==== DATASET EXTRACT ====
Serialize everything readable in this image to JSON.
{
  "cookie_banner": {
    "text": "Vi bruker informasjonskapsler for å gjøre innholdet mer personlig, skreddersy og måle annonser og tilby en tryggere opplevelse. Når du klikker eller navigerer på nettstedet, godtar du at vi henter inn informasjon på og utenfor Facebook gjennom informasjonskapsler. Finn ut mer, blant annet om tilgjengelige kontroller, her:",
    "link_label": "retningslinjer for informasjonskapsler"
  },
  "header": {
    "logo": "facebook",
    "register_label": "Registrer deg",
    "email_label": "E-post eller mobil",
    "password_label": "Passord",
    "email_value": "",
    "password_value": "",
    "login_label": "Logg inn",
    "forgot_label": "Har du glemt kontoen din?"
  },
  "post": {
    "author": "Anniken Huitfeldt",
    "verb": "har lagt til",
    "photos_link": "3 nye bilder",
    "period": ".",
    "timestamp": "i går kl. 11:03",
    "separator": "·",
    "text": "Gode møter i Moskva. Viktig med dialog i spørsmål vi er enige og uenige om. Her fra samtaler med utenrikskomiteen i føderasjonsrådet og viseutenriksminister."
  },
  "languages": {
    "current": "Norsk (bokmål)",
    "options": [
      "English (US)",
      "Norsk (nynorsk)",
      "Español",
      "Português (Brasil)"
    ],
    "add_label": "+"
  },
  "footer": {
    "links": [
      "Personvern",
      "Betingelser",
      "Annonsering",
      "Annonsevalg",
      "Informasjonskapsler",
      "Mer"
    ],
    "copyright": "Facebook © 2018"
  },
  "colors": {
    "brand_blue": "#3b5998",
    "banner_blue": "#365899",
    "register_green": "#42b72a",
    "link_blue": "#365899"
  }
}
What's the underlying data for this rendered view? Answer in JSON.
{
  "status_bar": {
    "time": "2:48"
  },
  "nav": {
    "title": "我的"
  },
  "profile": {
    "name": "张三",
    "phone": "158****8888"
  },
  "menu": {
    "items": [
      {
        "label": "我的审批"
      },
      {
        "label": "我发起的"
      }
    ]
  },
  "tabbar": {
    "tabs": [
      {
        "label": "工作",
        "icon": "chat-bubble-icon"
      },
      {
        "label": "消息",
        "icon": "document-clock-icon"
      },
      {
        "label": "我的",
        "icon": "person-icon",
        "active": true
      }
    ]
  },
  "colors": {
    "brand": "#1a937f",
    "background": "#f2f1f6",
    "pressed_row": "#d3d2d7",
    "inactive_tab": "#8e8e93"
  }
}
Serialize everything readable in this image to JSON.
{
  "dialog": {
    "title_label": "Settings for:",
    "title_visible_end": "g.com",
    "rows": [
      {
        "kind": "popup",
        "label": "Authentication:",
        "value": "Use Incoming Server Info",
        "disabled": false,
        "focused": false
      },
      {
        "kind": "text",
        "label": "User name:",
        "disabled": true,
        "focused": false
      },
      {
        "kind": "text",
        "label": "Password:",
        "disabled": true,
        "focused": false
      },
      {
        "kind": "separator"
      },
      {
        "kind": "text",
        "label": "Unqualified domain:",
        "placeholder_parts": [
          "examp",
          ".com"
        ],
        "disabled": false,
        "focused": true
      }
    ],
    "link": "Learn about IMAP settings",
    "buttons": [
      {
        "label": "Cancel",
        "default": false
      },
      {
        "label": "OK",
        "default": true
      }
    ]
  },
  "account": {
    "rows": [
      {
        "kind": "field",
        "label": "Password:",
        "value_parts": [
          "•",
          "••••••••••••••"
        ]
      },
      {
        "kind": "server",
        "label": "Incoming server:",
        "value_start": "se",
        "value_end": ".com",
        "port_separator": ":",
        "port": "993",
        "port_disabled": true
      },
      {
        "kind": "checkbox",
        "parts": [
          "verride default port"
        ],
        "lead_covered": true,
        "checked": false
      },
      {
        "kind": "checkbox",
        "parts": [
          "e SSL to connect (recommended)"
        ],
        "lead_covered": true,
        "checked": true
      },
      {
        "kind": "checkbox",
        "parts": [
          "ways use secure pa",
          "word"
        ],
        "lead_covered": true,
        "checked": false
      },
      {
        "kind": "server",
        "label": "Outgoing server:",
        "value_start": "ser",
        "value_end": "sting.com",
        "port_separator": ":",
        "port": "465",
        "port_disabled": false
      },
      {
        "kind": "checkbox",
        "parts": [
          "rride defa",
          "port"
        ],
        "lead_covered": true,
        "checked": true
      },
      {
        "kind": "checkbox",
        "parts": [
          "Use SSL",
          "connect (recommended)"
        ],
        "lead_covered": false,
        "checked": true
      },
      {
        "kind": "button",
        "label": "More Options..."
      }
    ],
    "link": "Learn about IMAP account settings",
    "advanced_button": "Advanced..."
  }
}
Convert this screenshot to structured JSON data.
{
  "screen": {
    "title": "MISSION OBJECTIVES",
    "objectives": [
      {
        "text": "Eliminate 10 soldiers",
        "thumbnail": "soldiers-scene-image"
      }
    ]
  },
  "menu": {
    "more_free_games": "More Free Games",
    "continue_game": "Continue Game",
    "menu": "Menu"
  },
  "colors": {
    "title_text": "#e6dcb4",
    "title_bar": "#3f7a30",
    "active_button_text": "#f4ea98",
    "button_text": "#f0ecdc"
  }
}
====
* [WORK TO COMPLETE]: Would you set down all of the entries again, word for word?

* [COMPLETED EXERCISE]:
Serialize everything readable in this image to JSON.
{
  "cookie_banner": {
    "text": "Vi bruker informasjonskapsler for å gjøre innholdet mer personlig, skreddersy og måle annonser og tilby en tryggere opplevelse. Når du klikker eller navigerer på nettstedet, godtar du at vi henter inn informasjon på og utenfor Facebook gjennom informasjonskapsler. Finn ut mer, blant annet om tilgjengelige kontroller, her:",
    "link_label": "retningslinjer for informasjonskapsler"
  },
  "header": {
    "logo": "facebook",
    "register_label": "Registrer deg",
    "email_label": "E-post eller mobil",
    "password_label": "Passord",
    "email_value": "",
    "password_value": "",
    "login_label": "Logg inn",
    "forgot_label": "Har du glemt kontoen din?"
  },
  "post": {
    "author": "Anniken Huitfeldt",
    "verb": "har lagt til",
    "photos_link": "3 nye bilder",
    "period": ".",
    "timestamp": "i går kl. 11:03",
    "separator": "·",
    "text": "Gode møter i Moskva. Viktig med dialog i spørsmål vi er enige og uenige om. Her fra samtaler med utenrikskomiteen i føderasjonsrådet og viseutenriksminister."
  },
  "languages": {
    "current": "Norsk (bokmål)",
    "options": [
      "English (US)",
      "Norsk (nynorsk)",
      "Español",
      "Português (Brasil)"
    ],
    "add_label": "+"
  },
  "footer": {
    "links": [
      "Personvern",
      "Betingelser",
      "Annonsering",
      "Annonsevalg",
      "Informasjonskapsler",
      "Mer"
    ],
    "copyright": "Facebook © 2018"
  },
  "colors": {
    "brand_blue": "#3b5998",
    "banner_blue": "#365899",
    "register_green": "#42b72a",
    "link_blue": "#365899"
  }
}
What's the underlying data for this rendered view? Answer in JSON.
{
  "status_bar": {
    "time": "2:48"
  },
  "nav": {
    "title": "我的"
  },
  "profile": {
    "name": "张三",
    "phone": "158****8888"
  },
  "menu": {
    "items": [
      {
        "label": "我的审批"
      },
      {
        "label": "我发起的"
      }
    ]
  },
  "tabbar": {
    "tabs": [
      {
        "label": "工作",
        "icon": "chat-bubble-icon"
      },
      {
        "label": "消息",
        "icon": "document-clock-icon"
      },
      {
        "label": "我的",
        "icon": "person-icon",
        "active": true
      }
    ]
  },
  "colors": {
    "brand": "#1a937f",
    "background": "#f2f1f6",
    "pressed_row": "#d3d2d7",
    "inactive_tab": "#8e8e93"
  }
}
Serialize everything readable in this image to JSON.
{
  "dialog": {
    "title_label": "Settings for:",
    "title_visible_end": "g.com",
    "rows": [
      {
        "kind": "popup",
        "label": "Authentication:",
        "value": "Use Incoming Server Info",
        "disabled": false,
        "focused": false
      },
      {
        "kind": "text",
        "label": "User name:",
        "disabled": true,
        "focused": false
      },
      {
        "kind": "text",
        "label": "Password:",
        "disabled": true,
        "focused": false
      },
      {
        "kind": "separator"
      },
      {
        "kind": "text",
        "label": "Unqualified domain:",
        "placeholder_parts": [
          "examp",
          ".com"
        ],
        "disabled": false,
        "focused": true
      }
    ],
    "link": "Learn about IMAP settings",
    "buttons": [
      {
        "label": "Cancel",
        "default": false
      },
      {
        "label": "OK",
        "default": true
      }
    ]
  },
  "account": {
    "rows": [
      {
        "kind": "field",
        "label": "Password:",
        "value_parts": [
          "•",
          "••••••••••••••"
        ]
      },
      {
        "kind": "server",
        "label": "Incoming server:",
        "value_start": "se",
        "value_end": ".com",
        "port_separator": ":",
        "port": "993",
        "port_disabled": true
      },
      {
        "kind": "checkbox",
        "parts": [
          "verride default port"
        ],
        "lead_covered": true,
        "checked": false
      },
      {
        "kind": "checkbox",
        "parts": [
          "e SSL to connect (recommended)"
        ],
        "lead_covered": true,
        "checked": true
      },
      {
        "kind": "checkbox",
        "parts": [
          "ways use secure pa",
          "word"
        ],
        "lead_covered": true,
        "checked": false
      },
      {
        "kind": "server",
        "label": "Outgoing server:",
        "value_start": "ser",
        "value_end": "sting.com",
        "port_separator": ":",
        "port": "465",
        "port_disabled": false
      },
      {
        "kind": "checkbox",
        "parts": [
          "rride defa",
          "port"
        ],
        "lead_covered": true,
        "checked": true
      },
      {
        "kind": "checkbox",
        "parts": [
          "Use SSL",
          "connect (recommended)"
        ],
        "lead_covered": false,
        "checked": true
      },
      {
        "kind": "button",
        "label": "More Options..."
      }
    ],
    "link": "Learn about IMAP account settings",
    "advanced_button": "Advanced..."
  }
}
Convert this screenshot to structured JSON data.
{
  "screen": {
    "title": "MISSION OBJECTIVES",
    "objectives": [
      {
        "text": "Eliminate 10 soldiers",
        "thumbnail": "soldiers-scene-image"
      }
    ]
  },
  "menu": {
    "more_free_games": "More Free Games",
    "continue_game": "Continue Game",
    "menu": "Menu"
  },
  "colors": {
    "title_text": "#e6dcb4",
    "title_bar": "#3f7a30",
    "active_button_text": "#f4ea98",
    "button_text": "#f0ecdc"
  }
}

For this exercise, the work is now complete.